It’s never too late to say sorry
As we know three Federal Government Ministers are awaiting a decision on a referral to face charges of contempt.
The Ministers – Greg Hunt, Alan Tudge and Michael Sukkar – refused to apologise for comments they made to The Australian newspaper criticising the state’s judiciary over terror sentencing while appeals were pending resolution. The comments could well be contemptuous, in my opinion (which is admittedly of little interest to most people).
During the hearing, they did gradually withdraw their more controversial criticisms and expressed some regret. This was dragged out of the Solicitor General who appeared for them by the Court of Appeal Judges. The way they instructed their counsel was fairly amateurish but, they obviously were watching and realised the predicament they were in.
Now some of you, like me, are very keen observers of Court processes and what underlies them. These comments are written in curiosity about how this is playing out and I certainly am not trying to have a crack at Stephen Donahue QC. He is, by all accounts, a very good lawyer. He regularly acts for the Government and never, that I am aware of, acts as a defence lawyer. I do not know him personally, but have seen him make good submissions, unfortunately, in cases against our clients.
As Solicitor General, as I understand it, he can be asked to appear for people by the Federal Attorney General, Mr Brandis. I assume he would have been told to appear on behalf of all three politicians. Going to the Court of Appeal, in this case without an apology in your back pocket and with no clients is not an ideal brief.
However, the first thing that struck me in viewing the hearing is the most elemental issue for defence lawyers. Do you have a conflict? The appearance of conflict became more palpable when suddenly there was the very strange occurrence of him getting running instructions from his clients. As soon as he got instructions from one client to withdraw some of their silly allegations, was he not then in a position that he had a conflict? I think he was; we would never have appeared for three potential defendants in this situation.
I have acted for a number of politicians, both federal and state, from both parties and minor parties as well over the last 20 years. I do not say that because I am trying to interview for the job of defending these people. I do so because it gives me a perspective of how politicians interact with the Courts.

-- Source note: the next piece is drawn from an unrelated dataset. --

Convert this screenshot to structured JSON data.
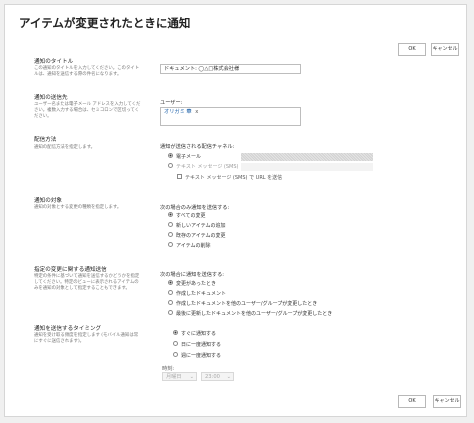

My impression is that politicians can often get swept up with the importance of their own jobs and forget that the Courts play an incredibly important role in our system of government. They also forget that the Courts play by different rules to the incredibly partisan and tribal rules of party politics.
If I had been acting for these ministers I would have sat them down at the very start of our conference and challenged them on their inappropriate behaviour. The position that they have maintained is foolish. They should have appeared in Court personally and apologised to the Court. It was both the right and, also, clearly the pragmatic thing to do.
The Court had been placed in an invidious position. They do not want to have to decide whether ministers of the Crown are going to be charged with contempt.
Personally, even today I would be getting my clients in a room and mapping out how badly this could go for them and for their party. I would be very sternly saying, “lads it is time to go to the Court and apologise. Just hoping for the best is not a strategy. Help the Court to decide this in your favour.”
Hopefully they have the sense to get back into Court as soon as possible and defuse this situation.